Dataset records
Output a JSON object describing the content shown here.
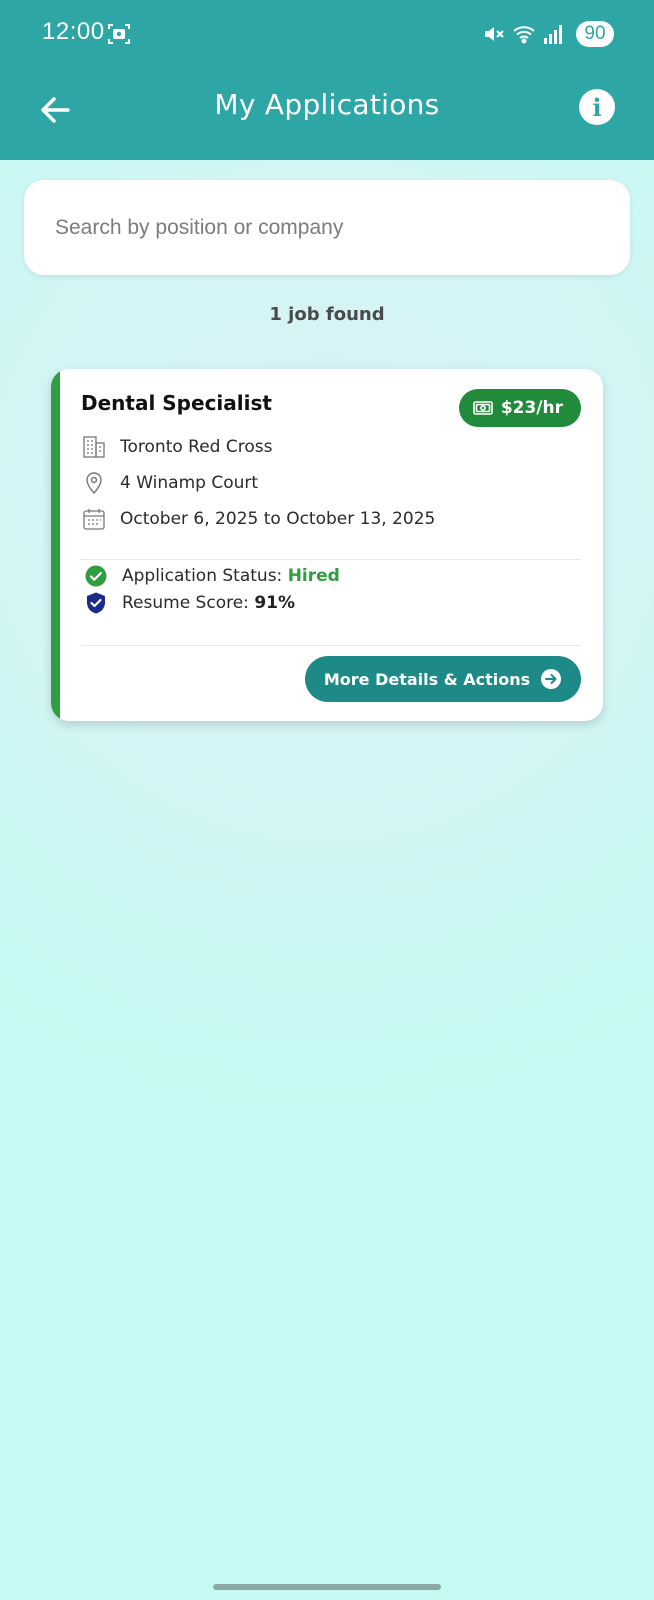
{
  "status_bar": {
    "time": "12:00",
    "battery": "90",
    "icons": [
      "screenshot-icon",
      "mute-icon",
      "wifi-icon",
      "signal-icon"
    ]
  },
  "app_bar": {
    "title": "My Applications",
    "back_icon": "arrow-left-icon",
    "info_icon": "info-icon",
    "info_glyph": "i"
  },
  "search": {
    "placeholder": "Search by position or company",
    "value": ""
  },
  "results": {
    "count_text": "1 job found"
  },
  "jobs": [
    {
      "title": "Dental Specialist",
      "pay": "$23/hr",
      "company": "Toronto Red Cross",
      "address": "4 Winamp Court",
      "dates": "October 6, 2025 to October 13, 2025",
      "status_label": "Application Status: ",
      "status_value": "Hired",
      "score_label": "Resume Score: ",
      "score_value": "91%",
      "action_label": "More Details & Actions"
    }
  ],
  "colors": {
    "primary": "#2ea6a6",
    "accent_green": "#2e9e3f",
    "badge_green": "#228b3b",
    "button_teal": "#1e8a87",
    "shield_navy": "#1c2a8c"
  }
}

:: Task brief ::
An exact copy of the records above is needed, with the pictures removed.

:: Your solution ::
Output a JSON object describing the content shown here.
{
  "status_bar": {
    "time": "12:00",
    "battery": "90",
    "icons": [
      "screenshot-icon",
      "mute-icon",
      "wifi-icon",
      "signal-icon"
    ]
  },
  "app_bar": {
    "title": "My Applications",
    "back_icon": "arrow-left-icon",
    "info_icon": "info-icon",
    "info_glyph": "i"
  },
  "search": {
    "placeholder": "Search by position or company",
    "value": ""
  },
  "results": {
    "count_text": "1 job found"
  },
  "jobs": [
    {
      "title": "Dental Specialist",
      "pay": "$23/hr",
      "company": "Toronto Red Cross",
      "address": "4 Winamp Court",
      "dates": "October 6, 2025 to October 13, 2025",
      "status_label": "Application Status: ",
      "status_value": "Hired",
      "score_label": "Resume Score: ",
      "score_value": "91%",
      "action_label": "More Details & Actions"
    }
  ],
  "colors": {
    "primary": "#2ea6a6",
    "accent_green": "#2e9e3f",
    "badge_green": "#228b3b",
    "button_teal": "#1e8a87",
    "shield_navy": "#1c2a8c"
  }
}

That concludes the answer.